But the one I've awaited until tonight which I watched keenly- Armando Iannucci in Milton's Heaven and Hell especially as I wrote an essay in the first semester on whether the poets Wyatt and Milton of such strong beliefs attempts to challenge the poetic conventions of the times. It seems according to Plashing Vole that I did not need to research, countlessly re-read and write such a exaggeratedly tedious essay in hope I showed my full understanding. But one thing I couldn't prove was, not that I understood it but that I was in complete awe that he could establish so many factors into the works of Paradise Lost and that is precisely what Iannucci does.
The programme is perhaps a tad simplistic at times especially for those who have read Paradise Lost more then a couple of times it also shows the wider picture linking the allusions to the inner thinking of perhaps the most learned poet I have encountered. Also the background work before the aforementioned epic was mentioned freely and I rather liked the part when Iannucci explained Milton's morality citing the works of Areopagitca saying it was 'the most perfect expression in English of defence and freedom of speech' therein lead to the belief that Milton saw books as having 'intrinsic merit.' It goes on to describe the passage leading to Milton's imprisonment and how he wrote, whilst blinded and assisted by a friend, Paradise Lost.

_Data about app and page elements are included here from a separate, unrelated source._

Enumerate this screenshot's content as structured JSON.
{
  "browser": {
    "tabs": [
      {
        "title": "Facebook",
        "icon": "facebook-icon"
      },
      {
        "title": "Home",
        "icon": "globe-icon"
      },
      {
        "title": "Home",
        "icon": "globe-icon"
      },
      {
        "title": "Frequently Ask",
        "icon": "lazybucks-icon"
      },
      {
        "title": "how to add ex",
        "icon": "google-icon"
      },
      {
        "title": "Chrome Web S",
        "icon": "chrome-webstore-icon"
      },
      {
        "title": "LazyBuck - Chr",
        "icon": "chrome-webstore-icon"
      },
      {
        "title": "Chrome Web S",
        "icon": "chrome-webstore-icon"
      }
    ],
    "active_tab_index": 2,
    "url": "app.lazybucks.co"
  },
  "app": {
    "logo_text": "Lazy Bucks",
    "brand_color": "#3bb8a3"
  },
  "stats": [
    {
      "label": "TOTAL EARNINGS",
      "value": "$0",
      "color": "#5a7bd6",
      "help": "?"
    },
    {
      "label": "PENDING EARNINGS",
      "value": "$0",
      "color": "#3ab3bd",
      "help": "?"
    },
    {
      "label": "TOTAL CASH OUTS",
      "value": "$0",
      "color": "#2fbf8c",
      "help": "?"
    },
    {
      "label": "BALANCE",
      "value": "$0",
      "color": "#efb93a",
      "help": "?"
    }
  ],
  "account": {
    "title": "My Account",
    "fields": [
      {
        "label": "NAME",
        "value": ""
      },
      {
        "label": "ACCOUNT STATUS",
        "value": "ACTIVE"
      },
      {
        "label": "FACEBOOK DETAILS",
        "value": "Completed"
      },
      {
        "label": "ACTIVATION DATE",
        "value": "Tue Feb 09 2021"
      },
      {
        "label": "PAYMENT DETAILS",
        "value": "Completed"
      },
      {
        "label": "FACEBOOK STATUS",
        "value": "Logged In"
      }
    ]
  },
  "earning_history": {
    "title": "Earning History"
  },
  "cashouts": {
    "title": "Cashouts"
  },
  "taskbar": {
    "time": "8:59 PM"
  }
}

If you missed it, here is a chance to view it once again on that rather useful device BBC iPlayer which handily for me comes with subtitles so I shan't need the headphones I've packed.
I shall be tuning into the BBC Four showing of the Anglo-Saxon world – to reveal the origins of our literary heritage in Michael Wood On Beowulf. Hopefully, if you haven't already then so shall you.
Oh lord, it seems one must sleep now. Ciao.